K-Swiss sues Puma in defense of eyelet strip shoe design
K-Swiss, based in Westlake Village, filed a lawsuit against Puma in U.S. District Court in Los Angeles last week, asking a judge to rule that K-Swiss' trademarked system of lacing a shoe was valid.
In a March letter to K-Swiss, Puma threatened a suit of its own if K-Swiss' didn't stop selling and marketing the Dolton shoe (pictured at left), which Puma argued copied its trademark "formstrip" design seen on the side of most of its shoes (one of which is pictured below).
The K-Swiss Dolton features an eyelet strip, which runs in a color block down the side and to the sole.
But, the K-Swiss suit contends, the dispute isn't really about trademark infringement; it developed because Puma executives are angry that two of the company's employees, a shoe designer and a marketing person, left to work at K-Swiss.
"In response to this loss, Puma AG, in bad faith, concocted its plan to assert trademark infringement claims against K-Swiss," the suit said.
The Dolton was introduced in late 2008, the suit said, and the two former Puma employees were hired by K-Swiss after the Dolton was designed.
K-Swiss said it filed the April 30 lawsuit to clear itself of Puma's trademark infringement allegations, and court documents gave examples of shoes designed with similar eyelet strips from Nike, Vans and Adidas.

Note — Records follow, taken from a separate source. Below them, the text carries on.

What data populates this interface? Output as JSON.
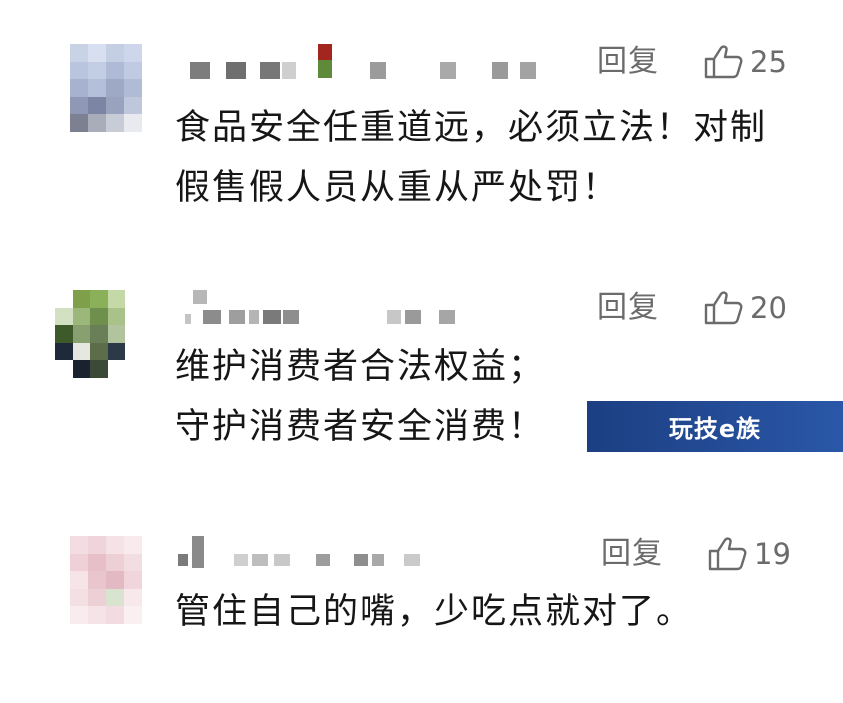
{
  "comments": [
    {
      "reply_label": "回复",
      "like_count": "25",
      "lines": [
        "食品安全任重道远，必须立法！对制",
        "假售假人员从重从严处罚！"
      ]
    },
    {
      "reply_label": "回复",
      "like_count": "20",
      "lines": [
        "维护消费者合法权益；",
        "守护消费者安全消费！"
      ]
    },
    {
      "reply_label": "回复",
      "like_count": "19",
      "lines": [
        "管住自己的嘴，少吃点就对了。"
      ]
    }
  ],
  "watermark": {
    "text": "玩技e族"
  },
  "icons": {
    "like": "thumbs-up-icon",
    "avatar": "avatar-image"
  },
  "colors": {
    "meta_text": "#6b6b6b",
    "body_text": "#161616",
    "watermark_bg": "#1c3f82"
  }
}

"K-Swiss’ use of the Eyelet Strip as an integral part of the lacing system for its footwear is a fair use," the suit said.
Puma didn't immediately return calls seeking comment.
-- Nathan Olivarez-Giles
Top photo: K-Swiss Dolton E. Credit: K-Swiss Inc.
Lower photo: Puma Suede. Credit: Puma AG.